Harrisburg (January 24, 2022) – The Pennsylvania Senate Aging and Youth Committee today unanimously approved Senator Lisa Boscola’s legislation (Senate Bill 936) that would mandate the reporting of any infant born with an addiction to opioids.
“My bill would ensure the coordination of reporting through the Department of Human Services, which would track that information and break it down by county,” said Boscola (D-Lehigh/Northampton). “It’s critical as a state to use this reporting to be more aggressive in combating the opioid epidemic where it is located. This data collected as required by my legislation would help us understand the communities most impacted by the epidemic.”
Prior to Governor Wolf’s signing of the first opioid disaster declaration back in 2018, Pennsylvania had no real-time reporting requirement beyond a report to the Department of Health.
“With the conclusion of the Opioid Disaster Declaration of Emergency, there is a need for statutory authority to track and report on this information,” Boscola noted. “My bill aims to resolve any uncertainty and mandate the reporting and tracking of this information.”
As a result of the end of the emergency declaration, the state will not be able to continue to assess how widespread the problem is, whether the problem is worsening and what kinds of resources are needed and where. Under Senator Boscola’s proposal, mandatory reporting of babies born with an addiction to the state Department of Human Services would be a tool for analyzing and understanding where the opioid crisis is growing.
Boscola said other states have implemented such a reporting mandate and have seen a drop in neonatal abstinence syndrome (NAS). The Centers for Disease Control and Prevention has reported that nearly one in five pregnant women fill an opioid medication prescription during pregnancy and a child is born with NAS every 25 minutes. In a study of 28 states, the rate of NAS has skyrocketed by 300 percent between 1999 and 2013.
“The children are the youngest and most innocent victims of this crisis,” Boscola added. “They are born victims to addiction, and without any voice and any say to their addiction. Knowing where these infants are located or if addiction is on the rise, holding steady or even declining is important to know to better utilize our resources where they can be effective.”
The Northampton County lawmaker added that addicted babies face a far greater risk of premature birth, low birthweight, sleep issues, growth problems, seizures and tremors.

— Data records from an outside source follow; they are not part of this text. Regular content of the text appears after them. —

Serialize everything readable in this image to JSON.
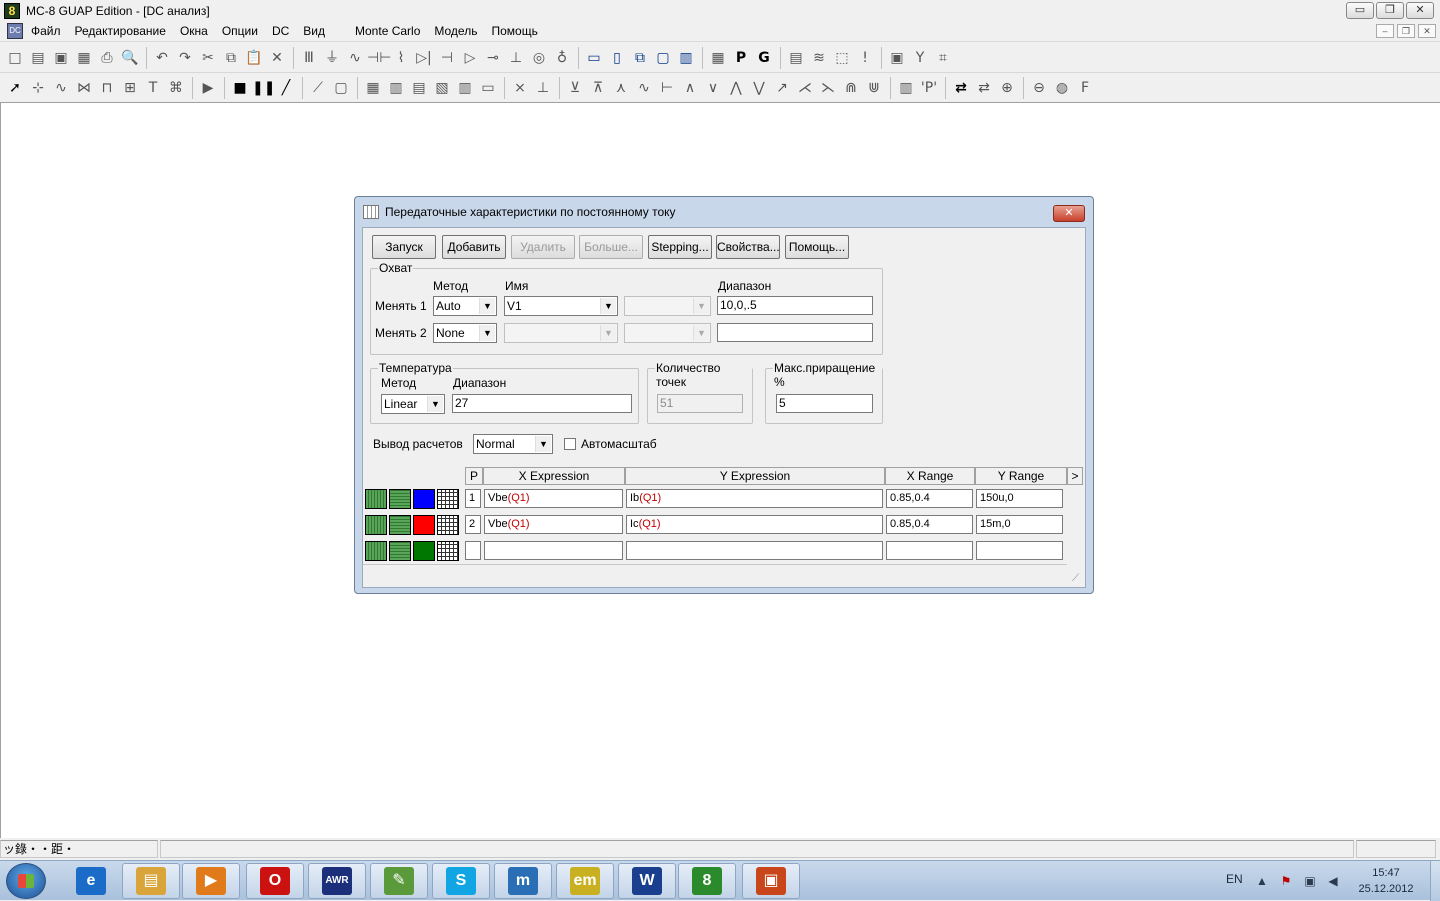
{
  "app": {
    "title": "MC-8 GUAP Edition - [DC анализ]",
    "icon_glyph": "8",
    "window_buttons": [
      "▭",
      "❐",
      "✕"
    ]
  },
  "menu": {
    "icon_glyph": "DC",
    "items": [
      "Файл",
      "Редактирование",
      "Окна",
      "Опции",
      "DC",
      "Вид",
      "Monte Carlo",
      "Модель",
      "Помощь"
    ],
    "mdi_buttons": [
      "–",
      "❐",
      "✕"
    ]
  },
  "toolbar1": {
    "icons": [
      "new-file-icon",
      "open-file-icon",
      "save-icon",
      "save-all-icon",
      "print-icon",
      "print-preview-icon",
      "undo-icon",
      "redo-icon",
      "cut-icon",
      "copy-icon",
      "paste-icon",
      "delete-icon",
      "component-icon",
      "ground-icon",
      "wire-icon",
      "capacitor-icon",
      "inductor-icon",
      "diode-icon",
      "transistor-icon",
      "opamp-icon",
      "switch-icon",
      "battery-icon",
      "source-icon",
      "current-source-icon",
      "split-horizontal-icon",
      "split-vertical-icon",
      "cascade-icon",
      "window-icon",
      "tile-icon",
      "calculator-icon",
      "p-icon",
      "g-icon",
      "table-icon",
      "waveform-icon",
      "probe-icon",
      "info-icon",
      "scope-icon",
      "label-icon",
      "zoom-window-icon"
    ],
    "glyphs": [
      "□",
      "▤",
      "▣",
      "▦",
      "⎙",
      "🔍",
      "↶",
      "↷",
      "✂",
      "⧉",
      "📋",
      "✕",
      "Ⅲ",
      "⏚",
      "∿",
      "⊣⊢",
      "⌇",
      "▷|",
      "⊣",
      "▷",
      "⊸",
      "⊥",
      "◎",
      "♁",
      "▭",
      "▯",
      "⧉",
      "▢",
      "▥",
      "▦",
      "P",
      "G",
      "▤",
      "≋",
      "⬚",
      "!",
      "▣",
      "Y",
      "⌗"
    ]
  },
  "toolbar2": {
    "icons": [
      "select-arrow-icon",
      "component-mode-icon",
      "wire-mode-icon",
      "bus-icon",
      "text-mode-icon",
      "grid-text-icon",
      "tile-icon",
      "text-icon",
      "properties-icon",
      "run-icon",
      "stop-icon",
      "pause-icon",
      "line-icon",
      "diagonal-icon",
      "box-icon",
      "grid-icon",
      "bars-icon",
      "hbars-icon",
      "columns-icon",
      "vbars-icon",
      "flat-icon",
      "cross-icon",
      "cursor-icon",
      "peak-icon",
      "valley-icon",
      "slope-icon",
      "horizontal-icon",
      "vertical-icon",
      "hi-icon",
      "lo-icon",
      "max-icon",
      "min-icon",
      "inflection-icon",
      "global-high-icon",
      "global-low-icon",
      "top-icon",
      "bottom-icon",
      "table-icon",
      "p-label-icon",
      "tag-icon",
      "tag2-icon",
      "zoom-in-icon",
      "zoom-out-icon",
      "globe-icon",
      "f-icon"
    ],
    "glyphs": [
      "➚",
      "⊹",
      "∿",
      "⋈",
      "⊓",
      "⊞",
      "T",
      "⌘",
      "▶",
      "■",
      "❚❚",
      "╱",
      "⟋",
      "▢",
      "▦",
      "▥",
      "▤",
      "▧",
      "▥",
      "▭",
      "⨯",
      "⊥",
      "⊻",
      "⊼",
      "⋏",
      "∿",
      "⊢",
      "∧",
      "∨",
      "⋀",
      "⋁",
      "↗",
      "⋌",
      "⋋",
      "⋒",
      "⋓",
      "▥",
      "'P'",
      "⇄",
      "⇄",
      "⊕",
      "⊖",
      "◍",
      "F"
    ]
  },
  "statusbar": {
    "cells": [
      "ッ錄・・距・",
      "",
      ""
    ]
  },
  "dialog": {
    "title": "Передаточные характеристики по постоянному току",
    "close": "✕",
    "buttons": {
      "run": "Запуск",
      "add": "Добавить",
      "delete": "Удалить",
      "more": "Больше...",
      "stepping": "Stepping...",
      "properties": "Свойства...",
      "help": "Помощь..."
    },
    "sweep": {
      "group": "Охват",
      "method_label": "Метод",
      "name_label": "Имя",
      "range_label": "Диапазон",
      "var1_label": "Менять 1",
      "var1_method": "Auto",
      "var1_name": "V1",
      "var1_extra": "",
      "var1_range": "10,0,.5",
      "var2_label": "Менять 2",
      "var2_method": "None",
      "var2_name": "",
      "var2_extra": "",
      "var2_range": ""
    },
    "temperature": {
      "group": "Температура",
      "method_label": "Метод",
      "range_label": "Диапазон",
      "method": "Linear",
      "range": "27"
    },
    "points": {
      "group": "Количество точек",
      "value": "51"
    },
    "max_change": {
      "group": "Макс.приращение %",
      "value": "5"
    },
    "output": {
      "label": "Вывод  расчетов",
      "value": "Normal",
      "autoscale_label": "Автомасштаб",
      "autoscale_checked": false
    },
    "grid": {
      "headers": {
        "p": "P",
        "x": "X Expression",
        "y": "Y Expression",
        "xr": "X Range",
        "yr": "Y Range",
        "more": ">"
      },
      "rows": [
        {
          "p": "1",
          "x_pre": "Vbe",
          "x_arg": "(Q1)",
          "y_pre": "Ib",
          "y_arg": "(Q1)",
          "xr": "0.85,0.4",
          "yr": "150u,0",
          "color": "#0000ff"
        },
        {
          "p": "2",
          "x_pre": "Vbe",
          "x_arg": "(Q1)",
          "y_pre": "Ic",
          "y_arg": "(Q1)",
          "xr": "0.85,0.4",
          "yr": "15m,0",
          "color": "#ff0000"
        },
        {
          "p": "",
          "x_pre": "",
          "x_arg": "",
          "y_pre": "",
          "y_arg": "",
          "xr": "",
          "yr": "",
          "color": "#007700"
        }
      ]
    }
  },
  "taskbar": {
    "lang": "EN",
    "time": "15:47",
    "date": "25.12.2012",
    "apps": [
      {
        "name": "ie",
        "glyph": "e",
        "color": "#1b6cc9"
      },
      {
        "name": "explorer",
        "glyph": "▤",
        "color": "#d9a53a"
      },
      {
        "name": "media-player",
        "glyph": "▶",
        "color": "#e07a1a"
      },
      {
        "name": "opera",
        "glyph": "O",
        "color": "#cc1111"
      },
      {
        "name": "awr",
        "glyph": "AWR",
        "color": "#1b2f7a"
      },
      {
        "name": "notepad",
        "glyph": "✎",
        "color": "#5a9a3a"
      },
      {
        "name": "skype",
        "glyph": "S",
        "color": "#12a5e3"
      },
      {
        "name": "mathcad",
        "glyph": "m",
        "color": "#2a6fb5"
      },
      {
        "name": "em",
        "glyph": "em",
        "color": "#c8b020"
      },
      {
        "name": "word",
        "glyph": "W",
        "color": "#1a3f8f"
      },
      {
        "name": "microcap",
        "glyph": "8",
        "color": "#2b8a2b"
      },
      {
        "name": "powerpoint",
        "glyph": "▣",
        "color": "#c8461a"
      }
    ]
  }
}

While Chair of the Senate Democratic Policy Committee, Boscola held hearings throughout the state on the opioid addiction crisis. The committee took extensive testimony from doctors, health officials, law enforcement officers, addicts, family members and others on the crisis and recommendations for combatting the epidemic.
Boscola introduced Senate Bill 936 on November 5, 2021. Her bill now goes to the full Senate for consideration.